[Items from a data source]
++++++++

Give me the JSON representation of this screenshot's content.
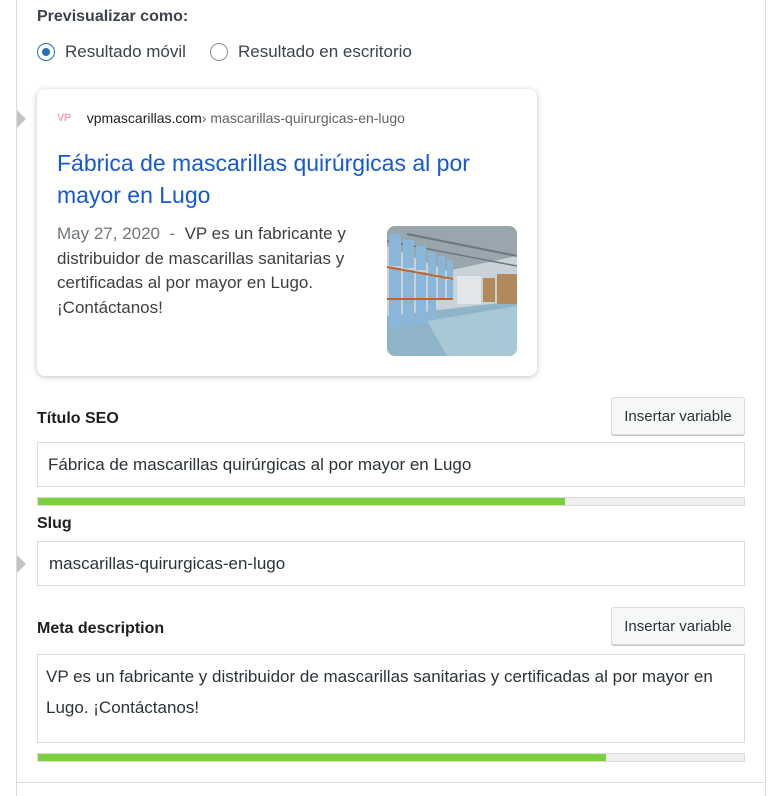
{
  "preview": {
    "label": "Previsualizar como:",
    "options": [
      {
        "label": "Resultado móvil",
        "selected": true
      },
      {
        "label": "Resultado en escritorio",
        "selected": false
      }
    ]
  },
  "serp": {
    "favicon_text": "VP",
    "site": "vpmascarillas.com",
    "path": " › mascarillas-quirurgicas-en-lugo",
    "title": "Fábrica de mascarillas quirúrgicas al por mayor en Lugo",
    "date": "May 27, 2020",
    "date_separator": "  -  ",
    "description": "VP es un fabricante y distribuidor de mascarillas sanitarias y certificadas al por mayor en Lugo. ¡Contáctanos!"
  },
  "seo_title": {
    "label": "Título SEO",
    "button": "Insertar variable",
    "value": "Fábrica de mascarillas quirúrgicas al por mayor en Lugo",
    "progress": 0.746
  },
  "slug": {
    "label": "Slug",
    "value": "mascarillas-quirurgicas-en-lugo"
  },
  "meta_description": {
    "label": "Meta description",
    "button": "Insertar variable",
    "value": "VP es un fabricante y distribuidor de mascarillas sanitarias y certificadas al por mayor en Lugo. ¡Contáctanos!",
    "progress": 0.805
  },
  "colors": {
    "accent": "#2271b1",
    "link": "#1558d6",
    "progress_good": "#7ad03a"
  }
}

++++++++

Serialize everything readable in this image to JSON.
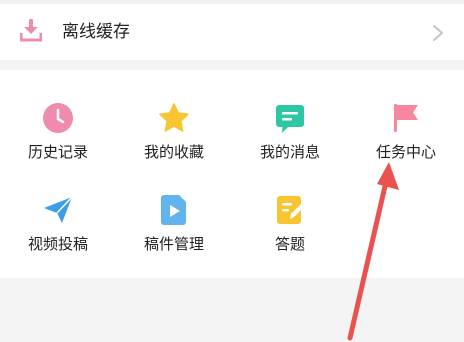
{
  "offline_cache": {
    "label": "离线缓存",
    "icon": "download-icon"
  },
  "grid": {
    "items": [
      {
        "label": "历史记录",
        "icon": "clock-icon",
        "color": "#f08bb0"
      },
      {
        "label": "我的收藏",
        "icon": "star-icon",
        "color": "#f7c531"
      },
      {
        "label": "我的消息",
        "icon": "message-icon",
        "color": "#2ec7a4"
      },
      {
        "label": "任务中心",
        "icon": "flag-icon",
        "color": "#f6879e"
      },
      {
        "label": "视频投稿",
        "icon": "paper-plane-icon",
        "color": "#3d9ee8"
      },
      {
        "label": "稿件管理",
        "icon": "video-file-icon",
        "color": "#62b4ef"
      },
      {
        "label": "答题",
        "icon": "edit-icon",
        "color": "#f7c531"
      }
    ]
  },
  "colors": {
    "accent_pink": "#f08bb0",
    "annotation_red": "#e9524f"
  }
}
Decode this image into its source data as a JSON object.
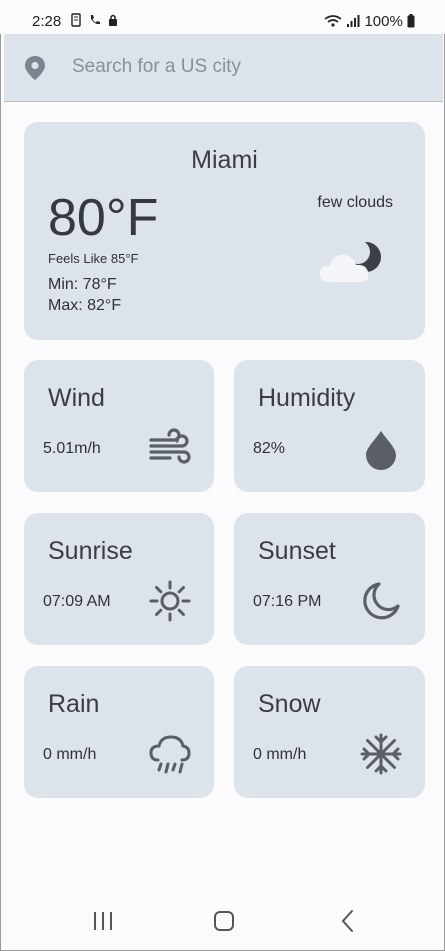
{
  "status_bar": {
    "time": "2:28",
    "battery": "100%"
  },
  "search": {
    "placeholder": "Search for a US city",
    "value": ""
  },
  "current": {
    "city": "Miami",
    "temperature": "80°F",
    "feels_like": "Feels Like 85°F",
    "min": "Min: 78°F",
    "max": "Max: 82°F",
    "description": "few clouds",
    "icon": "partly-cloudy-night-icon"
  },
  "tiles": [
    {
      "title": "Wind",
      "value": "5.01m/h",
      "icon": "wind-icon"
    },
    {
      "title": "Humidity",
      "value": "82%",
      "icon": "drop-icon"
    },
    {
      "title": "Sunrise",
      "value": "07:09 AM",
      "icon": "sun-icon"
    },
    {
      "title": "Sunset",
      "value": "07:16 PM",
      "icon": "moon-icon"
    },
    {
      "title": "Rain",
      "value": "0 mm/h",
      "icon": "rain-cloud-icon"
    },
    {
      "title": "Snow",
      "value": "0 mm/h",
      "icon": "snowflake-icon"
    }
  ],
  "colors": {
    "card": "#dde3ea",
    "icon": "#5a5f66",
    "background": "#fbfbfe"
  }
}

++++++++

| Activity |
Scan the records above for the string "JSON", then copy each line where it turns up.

| Solution for this task |
Give me the JSON representation of this screenshot's content.
Serialize everything readable in this image to JSON.
Decode this image into its source data as a JSON object.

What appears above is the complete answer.